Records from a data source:
_ _ _ _
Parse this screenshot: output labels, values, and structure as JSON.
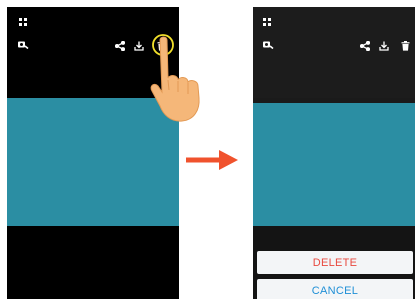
{
  "colors": {
    "photo": "#2b8ea3",
    "arrow": "#f0522d",
    "tap_ring": "#f2e02b",
    "delete_text": "#e8493f",
    "cancel_text": "#1f8fd6",
    "icon": "#ffffff"
  },
  "icons": [
    "grid-menu-icon",
    "camera-search-icon",
    "share-icon",
    "download-icon",
    "trash-icon",
    "pointing-hand-icon",
    "arrow-right-icon"
  ],
  "dialog": {
    "delete_label": "DELETE",
    "cancel_label": "CANCEL"
  }
}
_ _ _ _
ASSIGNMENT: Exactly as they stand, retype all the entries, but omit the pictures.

TASK SOLUTION:
Parse this screenshot: output labels, values, and structure as JSON.
{
  "colors": {
    "photo": "#2b8ea3",
    "arrow": "#f0522d",
    "tap_ring": "#f2e02b",
    "delete_text": "#e8493f",
    "cancel_text": "#1f8fd6",
    "icon": "#ffffff"
  },
  "icons": [
    "grid-menu-icon",
    "camera-search-icon",
    "share-icon",
    "download-icon",
    "trash-icon",
    "pointing-hand-icon",
    "arrow-right-icon"
  ],
  "dialog": {
    "delete_label": "DELETE",
    "cancel_label": "CANCEL"
  }
}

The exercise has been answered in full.